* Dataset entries
Segment Open

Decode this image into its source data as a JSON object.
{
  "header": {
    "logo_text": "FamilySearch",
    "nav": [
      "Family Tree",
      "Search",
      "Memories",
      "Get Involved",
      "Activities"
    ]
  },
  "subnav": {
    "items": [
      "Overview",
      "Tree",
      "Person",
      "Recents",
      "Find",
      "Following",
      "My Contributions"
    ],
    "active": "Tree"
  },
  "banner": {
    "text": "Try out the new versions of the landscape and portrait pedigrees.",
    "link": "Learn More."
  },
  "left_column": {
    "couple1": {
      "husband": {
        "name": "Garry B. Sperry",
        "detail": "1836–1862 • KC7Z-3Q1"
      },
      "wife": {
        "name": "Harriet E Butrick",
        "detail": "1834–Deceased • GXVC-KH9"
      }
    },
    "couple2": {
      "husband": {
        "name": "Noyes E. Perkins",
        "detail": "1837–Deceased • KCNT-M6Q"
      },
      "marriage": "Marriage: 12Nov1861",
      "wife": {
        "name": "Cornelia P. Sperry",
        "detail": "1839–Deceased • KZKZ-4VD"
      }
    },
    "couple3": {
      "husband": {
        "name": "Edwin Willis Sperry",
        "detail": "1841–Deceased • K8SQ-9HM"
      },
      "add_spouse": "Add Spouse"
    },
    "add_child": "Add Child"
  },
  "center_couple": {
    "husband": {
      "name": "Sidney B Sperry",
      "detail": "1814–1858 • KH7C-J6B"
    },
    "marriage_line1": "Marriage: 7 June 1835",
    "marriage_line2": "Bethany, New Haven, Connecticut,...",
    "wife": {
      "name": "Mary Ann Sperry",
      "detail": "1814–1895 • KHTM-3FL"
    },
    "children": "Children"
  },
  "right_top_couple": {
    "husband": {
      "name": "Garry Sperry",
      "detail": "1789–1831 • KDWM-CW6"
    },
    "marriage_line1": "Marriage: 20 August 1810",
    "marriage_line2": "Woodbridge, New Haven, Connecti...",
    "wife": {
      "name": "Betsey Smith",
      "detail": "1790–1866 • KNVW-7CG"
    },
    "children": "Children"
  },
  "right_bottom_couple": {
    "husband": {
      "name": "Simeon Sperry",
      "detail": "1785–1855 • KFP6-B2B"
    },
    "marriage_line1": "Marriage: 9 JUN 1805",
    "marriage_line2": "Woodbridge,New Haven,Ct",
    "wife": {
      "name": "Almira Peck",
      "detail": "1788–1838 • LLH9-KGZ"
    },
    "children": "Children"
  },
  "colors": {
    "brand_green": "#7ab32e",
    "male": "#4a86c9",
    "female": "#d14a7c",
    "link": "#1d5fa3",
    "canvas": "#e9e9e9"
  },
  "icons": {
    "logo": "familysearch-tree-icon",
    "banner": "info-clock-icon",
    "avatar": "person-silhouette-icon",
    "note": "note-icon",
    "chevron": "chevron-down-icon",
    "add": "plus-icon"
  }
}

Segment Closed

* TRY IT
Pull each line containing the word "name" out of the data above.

* OUTPUT FOR THIS EXERCISE
        "name": "Garry B. Sperry",
        "name": "Harriet E Butrick",
        "name": "Noyes E. Perkins",
        "name": "Cornelia P. Sperry",
        "name": "Edwin Willis Sperry",
      "name": "Sidney B Sperry",
      "name": "Mary Ann Sperry",
      "name": "Garry Sperry",
      "name": "Betsey Smith",
      "name": "Simeon Sperry",
      "name": "Almira Peck",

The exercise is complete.